Makerere University has hosted this year’s Center for the Study of African Economies (CSAE) workshop that brings together scholars across the world.
The workshop started on November 27and is expected to run up to November 30 at Makerere University Yusuf Lule Central Teaching Facility II (CTF).
The Center has brought together economic scholars from Africa, Europe, North America, and Asia among others to discuss how the economy of Africa can be developed through conducting research.
According to Prof Eria Hisali, the Principal of the College of Business and Management Sciences (CoBAMS), they are looking at scholars doing research to the extent that it can help them to understand the problems hindering development, understanding the obstacles and finding the correct solutions to the development of the African countries.
“Researchers are presenting their research to get advice, get room for improvement and pave a way of translating the research finding into policies,” he said.
He noted that it is a great opportunity for researchers from different universities both on the African continent and outside the continent to present the work that they are doing and to understand the economies of the different countries.
This years’ conference is attended by about 40 speakers on the continent and around 10 speakers from Europe, Asia, and North America, Canada among others discussing different areas that are relevant to understanding the economies.
These include the Natural resources and environmental misuse, fiscal policies and monetary policies, agriculture, inequality and poverty and trade and structural transformation among others.
Prof Hisali said Uganda’s problems arise from her structural formation but there is need to look beyond just the physical problems like poverty and unemployment and establish the root cause of that.
“It is true we have unemployment in Uganda and we still need to grapple with issues of poverty but we need to appreciate that unemployment, poverty among others are not the primary problems, they are actually effects of certain underlying problems. So, we want researchers to understand what explains unemployment as we see it,” he explained.
Prof Stefan Dercon, the Professor of Economic Policy at the University of Oxford who doubles as the Director of CSAE revealed that African researchers need to improve the quality of their work and create avenues for associating with policy makers to appreciate their work for the development of their economies.
“Scholars are presenting their research and we give them feedback, share knowledge and learn from each other. A lot of research is still academic because we don’t create space for advisors. Very many economists are not good translators of research not only in Uganda but throughout the world,” he noted.
Prof Ibrahim Mike Okumu, the Dean of the School of Economics said this forum brings together scholars to discuss issues of the African economy among their colleagues who appreciate the African context saying, “They are here for quality checks.
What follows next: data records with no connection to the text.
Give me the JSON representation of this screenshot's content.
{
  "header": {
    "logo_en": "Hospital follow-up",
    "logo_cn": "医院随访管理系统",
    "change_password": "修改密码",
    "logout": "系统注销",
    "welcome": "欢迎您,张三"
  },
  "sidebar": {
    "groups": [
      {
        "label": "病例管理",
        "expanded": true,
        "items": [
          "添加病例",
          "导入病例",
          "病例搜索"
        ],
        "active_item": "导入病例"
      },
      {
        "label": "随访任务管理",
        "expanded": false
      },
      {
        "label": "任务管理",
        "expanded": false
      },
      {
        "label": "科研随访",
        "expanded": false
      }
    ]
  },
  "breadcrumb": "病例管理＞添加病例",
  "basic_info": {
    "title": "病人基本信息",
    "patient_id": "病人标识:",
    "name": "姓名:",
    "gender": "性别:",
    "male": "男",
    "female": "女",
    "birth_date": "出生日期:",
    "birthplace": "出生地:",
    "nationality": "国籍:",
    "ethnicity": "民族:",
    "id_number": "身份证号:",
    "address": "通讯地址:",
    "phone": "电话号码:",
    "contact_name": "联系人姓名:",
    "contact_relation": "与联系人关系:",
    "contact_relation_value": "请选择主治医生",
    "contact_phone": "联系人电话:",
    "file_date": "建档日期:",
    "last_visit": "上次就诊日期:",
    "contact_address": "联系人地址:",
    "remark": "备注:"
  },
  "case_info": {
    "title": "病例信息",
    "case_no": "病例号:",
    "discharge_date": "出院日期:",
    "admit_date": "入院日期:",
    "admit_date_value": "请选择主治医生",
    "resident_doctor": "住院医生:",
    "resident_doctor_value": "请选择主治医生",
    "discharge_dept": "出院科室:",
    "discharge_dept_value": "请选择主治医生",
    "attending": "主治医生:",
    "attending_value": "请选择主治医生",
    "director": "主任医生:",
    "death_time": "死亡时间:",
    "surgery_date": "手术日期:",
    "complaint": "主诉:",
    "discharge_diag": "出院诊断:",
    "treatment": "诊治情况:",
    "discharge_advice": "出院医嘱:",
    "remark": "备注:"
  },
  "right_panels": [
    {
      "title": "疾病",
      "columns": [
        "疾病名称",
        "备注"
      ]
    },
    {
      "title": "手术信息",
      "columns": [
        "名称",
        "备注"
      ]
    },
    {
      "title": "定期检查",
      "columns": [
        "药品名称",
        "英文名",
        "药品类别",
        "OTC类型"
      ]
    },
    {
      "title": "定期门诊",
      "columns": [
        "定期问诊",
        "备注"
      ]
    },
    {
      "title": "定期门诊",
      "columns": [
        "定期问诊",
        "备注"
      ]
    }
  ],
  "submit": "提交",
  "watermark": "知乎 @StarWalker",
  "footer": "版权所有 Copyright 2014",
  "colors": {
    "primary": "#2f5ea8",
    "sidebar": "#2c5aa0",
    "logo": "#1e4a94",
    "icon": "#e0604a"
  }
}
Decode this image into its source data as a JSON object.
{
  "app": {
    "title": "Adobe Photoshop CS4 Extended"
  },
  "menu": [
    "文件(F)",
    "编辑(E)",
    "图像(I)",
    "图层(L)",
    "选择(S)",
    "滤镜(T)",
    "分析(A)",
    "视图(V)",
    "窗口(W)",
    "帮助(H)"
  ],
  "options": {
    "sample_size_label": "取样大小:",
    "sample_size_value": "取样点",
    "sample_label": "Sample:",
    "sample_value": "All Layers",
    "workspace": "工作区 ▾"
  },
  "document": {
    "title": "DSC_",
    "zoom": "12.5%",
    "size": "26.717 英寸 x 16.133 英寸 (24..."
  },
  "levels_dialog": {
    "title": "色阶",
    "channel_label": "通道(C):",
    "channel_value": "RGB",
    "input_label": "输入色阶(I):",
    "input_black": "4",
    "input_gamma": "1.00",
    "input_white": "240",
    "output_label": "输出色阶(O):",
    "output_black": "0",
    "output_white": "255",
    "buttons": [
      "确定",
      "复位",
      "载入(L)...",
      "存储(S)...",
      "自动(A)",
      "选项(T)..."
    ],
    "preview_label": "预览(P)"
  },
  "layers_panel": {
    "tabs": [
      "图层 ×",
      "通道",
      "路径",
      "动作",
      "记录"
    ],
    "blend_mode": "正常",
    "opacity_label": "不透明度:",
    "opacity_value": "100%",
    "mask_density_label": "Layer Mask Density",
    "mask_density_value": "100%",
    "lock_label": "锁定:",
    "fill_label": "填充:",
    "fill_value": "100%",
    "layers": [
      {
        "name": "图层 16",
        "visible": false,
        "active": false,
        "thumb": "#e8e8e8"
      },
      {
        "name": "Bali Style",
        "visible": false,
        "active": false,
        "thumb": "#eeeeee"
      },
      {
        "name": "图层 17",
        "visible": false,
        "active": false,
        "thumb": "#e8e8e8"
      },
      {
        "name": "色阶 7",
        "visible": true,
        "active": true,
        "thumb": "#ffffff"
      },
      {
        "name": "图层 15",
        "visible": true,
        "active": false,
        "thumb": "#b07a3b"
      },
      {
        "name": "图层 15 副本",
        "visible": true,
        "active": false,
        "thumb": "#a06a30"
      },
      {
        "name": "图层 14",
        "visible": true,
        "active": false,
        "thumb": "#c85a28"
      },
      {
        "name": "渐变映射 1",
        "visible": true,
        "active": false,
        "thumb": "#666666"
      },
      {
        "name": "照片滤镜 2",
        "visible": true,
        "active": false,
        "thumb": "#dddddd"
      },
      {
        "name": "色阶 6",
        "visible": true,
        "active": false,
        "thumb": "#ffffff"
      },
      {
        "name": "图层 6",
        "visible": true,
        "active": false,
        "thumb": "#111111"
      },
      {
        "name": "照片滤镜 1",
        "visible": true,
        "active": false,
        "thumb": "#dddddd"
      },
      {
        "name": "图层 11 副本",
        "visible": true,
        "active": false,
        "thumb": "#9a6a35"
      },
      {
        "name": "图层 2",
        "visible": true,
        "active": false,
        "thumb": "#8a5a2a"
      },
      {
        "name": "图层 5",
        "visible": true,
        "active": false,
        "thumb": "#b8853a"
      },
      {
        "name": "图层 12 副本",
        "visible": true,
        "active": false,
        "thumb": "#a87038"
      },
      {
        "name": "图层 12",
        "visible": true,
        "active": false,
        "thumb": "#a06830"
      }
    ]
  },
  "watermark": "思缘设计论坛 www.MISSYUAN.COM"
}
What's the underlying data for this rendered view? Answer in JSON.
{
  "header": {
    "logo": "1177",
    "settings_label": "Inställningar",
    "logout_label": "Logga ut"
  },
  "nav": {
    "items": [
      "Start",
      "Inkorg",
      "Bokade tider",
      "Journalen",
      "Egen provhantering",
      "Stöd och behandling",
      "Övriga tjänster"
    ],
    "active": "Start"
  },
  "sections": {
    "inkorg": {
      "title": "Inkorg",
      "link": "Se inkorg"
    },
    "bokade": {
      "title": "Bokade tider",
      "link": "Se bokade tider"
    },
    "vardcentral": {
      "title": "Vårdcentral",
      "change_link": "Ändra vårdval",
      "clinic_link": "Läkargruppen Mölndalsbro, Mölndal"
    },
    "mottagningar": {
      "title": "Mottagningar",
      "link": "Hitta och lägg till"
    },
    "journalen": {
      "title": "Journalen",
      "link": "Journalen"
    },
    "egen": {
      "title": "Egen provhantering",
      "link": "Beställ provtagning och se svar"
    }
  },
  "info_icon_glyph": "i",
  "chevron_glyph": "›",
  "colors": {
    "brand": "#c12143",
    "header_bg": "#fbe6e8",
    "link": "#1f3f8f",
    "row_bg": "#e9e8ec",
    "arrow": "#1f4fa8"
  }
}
We have an opportunity to improve the quality of research papers that scholars across the African continent have developed. By improving the quality, we are trying to get authenticity, proof that the methodologies, the quality of analysis that we have is of standard and consequently we can have credibility regarding policy recommendation that will come from research papers.”
African scholars have come from Cameroon, Morocco, Ethiopia, Kenya, South Africa, Nigeria, and Botswana among others…
He re-echoed the message from the Principal concerning the problems affecting Uganda noting that they are not unique to Uganda, she (Uganda) is just struggling with sluggish structural transformation and that is the transition from agriculture to industry which he says is the same story across Africa.
“For as long as industries are not able to create sufficient jobs, the economy cannot pick up because the industry is what moves agriculture forward and is what gives business to the service sector. For as long as industry is not robust enough then you tend to have weak service and agricultural sectors,” he emphasized.
Dr Oluwabunmi Adejumo, a senior lecturer at Obafeemi Awolowo University in Nigeria who is conducting research on the clashes between herders and farmers from different states of the country from which over 10,000 fatalities were registered in 2020, advocates for a law of migrating herders to a separate place and stay away from farmers.
She noted that herders in Nigeria graze their cattle on the crops of farmers when the green space is exploited as a result of climate change like drying out of Lake Chad.
“I am suggesting a policy that I think will bring back sanity in Nigeria especially among herders and farmers,” she said.
This is the second time that this workshop is being held on the African continent, the first one was held in Ghana. The rest of other conferences have been held at Oxford University in the United Kingdom.